* **TASK DIRECTIONS**: Gather, from the listing beneath this task, every line holding the string "placeholder".

- - - - - - -

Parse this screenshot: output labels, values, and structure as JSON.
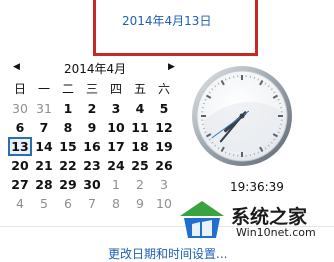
{
  "header": {
    "full_date": "2014年4月13日"
  },
  "calendar": {
    "month_title": "2014年4月",
    "weekdays": [
      "日",
      "一",
      "二",
      "三",
      "四",
      "五",
      "六"
    ],
    "weeks": [
      [
        {
          "d": "30",
          "cur": false
        },
        {
          "d": "31",
          "cur": false
        },
        {
          "d": "1",
          "cur": true
        },
        {
          "d": "2",
          "cur": true
        },
        {
          "d": "3",
          "cur": true
        },
        {
          "d": "4",
          "cur": true
        },
        {
          "d": "5",
          "cur": true
        }
      ],
      [
        {
          "d": "6",
          "cur": true
        },
        {
          "d": "7",
          "cur": true
        },
        {
          "d": "8",
          "cur": true
        },
        {
          "d": "9",
          "cur": true
        },
        {
          "d": "10",
          "cur": true
        },
        {
          "d": "11",
          "cur": true
        },
        {
          "d": "12",
          "cur": true
        }
      ],
      [
        {
          "d": "13",
          "cur": true,
          "today": true
        },
        {
          "d": "14",
          "cur": true
        },
        {
          "d": "15",
          "cur": true
        },
        {
          "d": "16",
          "cur": true
        },
        {
          "d": "17",
          "cur": true
        },
        {
          "d": "18",
          "cur": true
        },
        {
          "d": "19",
          "cur": true
        }
      ],
      [
        {
          "d": "20",
          "cur": true
        },
        {
          "d": "21",
          "cur": true
        },
        {
          "d": "22",
          "cur": true
        },
        {
          "d": "23",
          "cur": true
        },
        {
          "d": "24",
          "cur": true
        },
        {
          "d": "25",
          "cur": true
        },
        {
          "d": "26",
          "cur": true
        }
      ],
      [
        {
          "d": "27",
          "cur": true
        },
        {
          "d": "28",
          "cur": true
        },
        {
          "d": "29",
          "cur": true
        },
        {
          "d": "30",
          "cur": true
        },
        {
          "d": "1",
          "cur": false
        },
        {
          "d": "2",
          "cur": false
        },
        {
          "d": "3",
          "cur": false
        }
      ],
      [
        {
          "d": "4",
          "cur": false
        },
        {
          "d": "5",
          "cur": false
        },
        {
          "d": "6",
          "cur": false
        },
        {
          "d": "7",
          "cur": false
        },
        {
          "d": "8",
          "cur": false
        },
        {
          "d": "9",
          "cur": false
        },
        {
          "d": "10",
          "cur": false
        }
      ]
    ],
    "prev_icon": "triangle-left-icon",
    "next_icon": "triangle-right-icon"
  },
  "clock": {
    "time_text": "19:36:39"
  },
  "footer": {
    "link_text": "更改日期和时间设置..."
  },
  "watermark": {
    "title": "系统之家",
    "domain": "Win10net.com"
  },
  "colors": {
    "link": "#1e5fb4",
    "highlight_border": "#c62a26",
    "today_border": "#2a6db5"
  }
}
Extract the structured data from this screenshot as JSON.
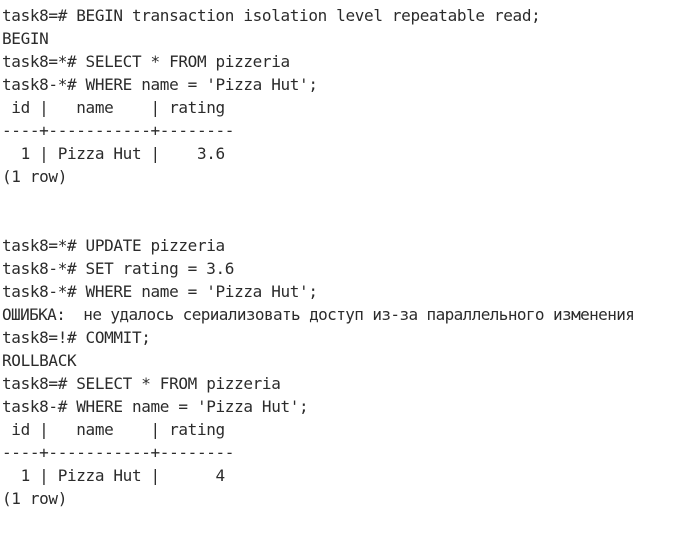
{
  "terminal": {
    "lines": [
      "task8=# BEGIN transaction isolation level repeatable read;",
      "BEGIN",
      "task8=*# SELECT * FROM pizzeria",
      "task8-*# WHERE name = 'Pizza Hut';",
      " id |   name    | rating",
      "----+-----------+--------",
      "  1 | Pizza Hut |    3.6",
      "(1 row)",
      "",
      "",
      "task8=*# UPDATE pizzeria",
      "task8-*# SET rating = 3.6",
      "task8-*# WHERE name = 'Pizza Hut';",
      "ОШИБКА:  не удалось сериализовать доступ из-за параллельного изменения",
      "task8=!# COMMIT;",
      "ROLLBACK",
      "task8=# SELECT * FROM pizzeria",
      "task8-# WHERE name = 'Pizza Hut';",
      " id |   name    | rating",
      "----+-----------+--------",
      "  1 | Pizza Hut |      4",
      "(1 row)"
    ]
  }
}
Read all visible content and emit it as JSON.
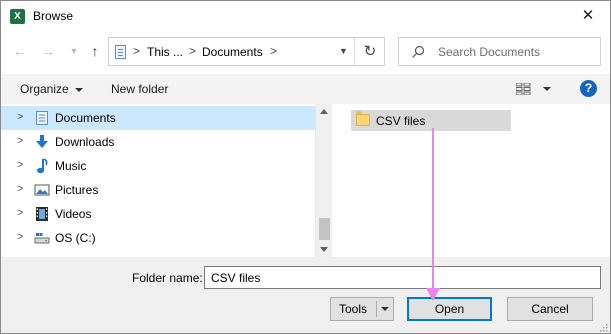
{
  "window": {
    "title": "Browse",
    "app_icon": "excel-icon",
    "close_glyph": "✕"
  },
  "nav": {
    "back_icon": "arrow-left-icon",
    "forward_icon": "arrow-right-icon",
    "recent_icon": "chevron-down-icon",
    "up_icon": "arrow-up-icon"
  },
  "address": {
    "crumbs": [
      "This ...",
      "Documents"
    ],
    "refresh_icon": "refresh-icon"
  },
  "search": {
    "placeholder": "Search Documents"
  },
  "toolbar": {
    "organize_label": "Organize",
    "new_folder_label": "New folder",
    "help_label": "?"
  },
  "sidebar": {
    "items": [
      {
        "label": "Documents",
        "icon": "documents-icon",
        "selected": true
      },
      {
        "label": "Downloads",
        "icon": "download-icon"
      },
      {
        "label": "Music",
        "icon": "music-icon"
      },
      {
        "label": "Pictures",
        "icon": "pictures-icon"
      },
      {
        "label": "Videos",
        "icon": "videos-icon"
      },
      {
        "label": "OS (C:)",
        "icon": "drive-icon"
      }
    ]
  },
  "files": {
    "items": [
      {
        "label": "CSV files",
        "icon": "folder-icon",
        "selected": true
      }
    ]
  },
  "footer": {
    "folder_name_label": "Folder name:",
    "folder_name_value": "CSV files",
    "tools_label": "Tools",
    "open_label": "Open",
    "cancel_label": "Cancel"
  },
  "colors": {
    "selection": "#cce8ff",
    "annotation_arrow": "#ee82ee",
    "help": "#1565c0"
  }
}
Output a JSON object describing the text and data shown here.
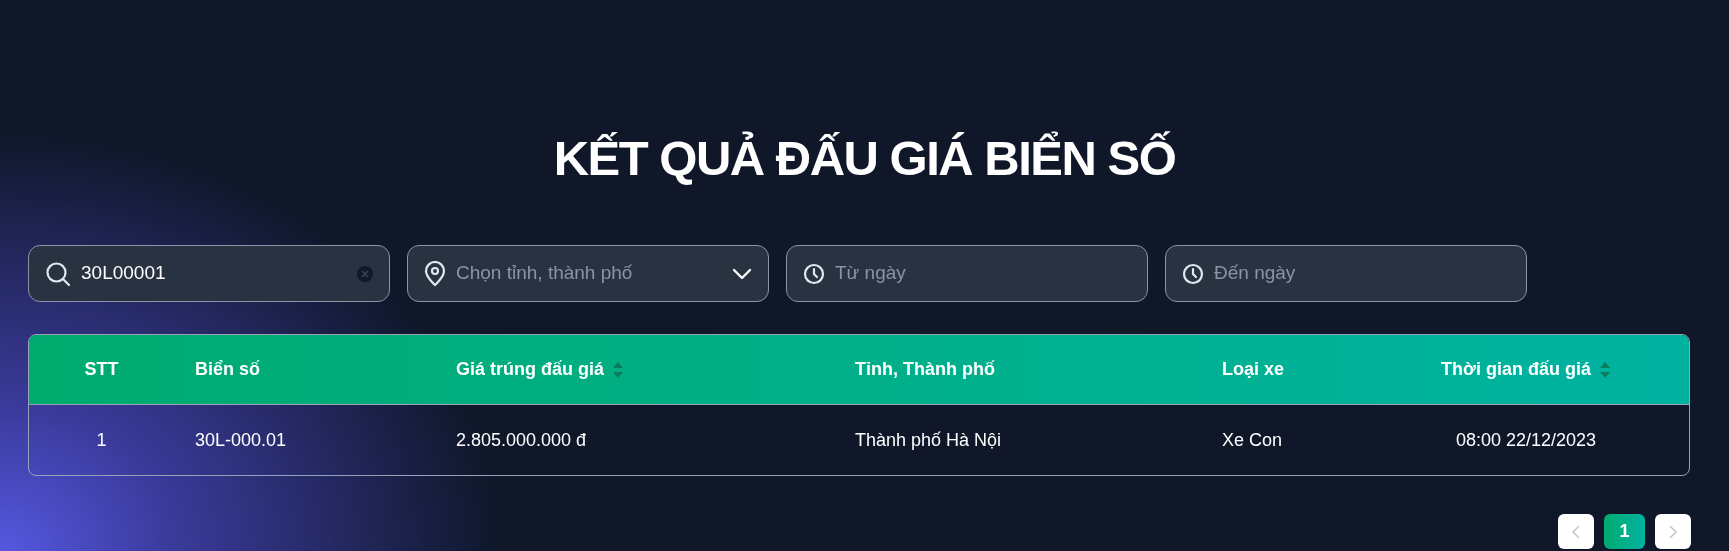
{
  "title": "KẾT QUẢ ĐẤU GIÁ BIỂN SỐ",
  "filters": [
    {
      "kind": "search",
      "value": "30L00001"
    },
    {
      "kind": "select",
      "placeholder": "Chọn tỉnh, thành phố"
    },
    {
      "kind": "date",
      "placeholder": "Từ ngày"
    },
    {
      "kind": "date",
      "placeholder": "Đến ngày"
    }
  ],
  "table": {
    "columns": [
      {
        "label": "STT",
        "sortable": false
      },
      {
        "label": "Biển số",
        "sortable": false
      },
      {
        "label": "Giá trúng đấu giá",
        "sortable": true
      },
      {
        "label": "Tỉnh, Thành phố",
        "sortable": false
      },
      {
        "label": "Loại xe",
        "sortable": false
      },
      {
        "label": "Thời gian đấu giá",
        "sortable": true
      }
    ],
    "rows": [
      [
        "1",
        "30L-000.01",
        "2.805.000.000 đ",
        "Thành phố Hà Nội",
        "Xe Con",
        "08:00 22/12/2023"
      ]
    ]
  },
  "pagination": {
    "pages": [
      {
        "label": "1",
        "selected": true
      }
    ]
  }
}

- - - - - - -

* **EXPECTED ANSWER**:
    "placeholder": "Search Documents"
      "placeholder": "Chọn tỉnh, thành phố"
      "placeholder": "Từ ngày"
      "placeholder": "Đến ngày"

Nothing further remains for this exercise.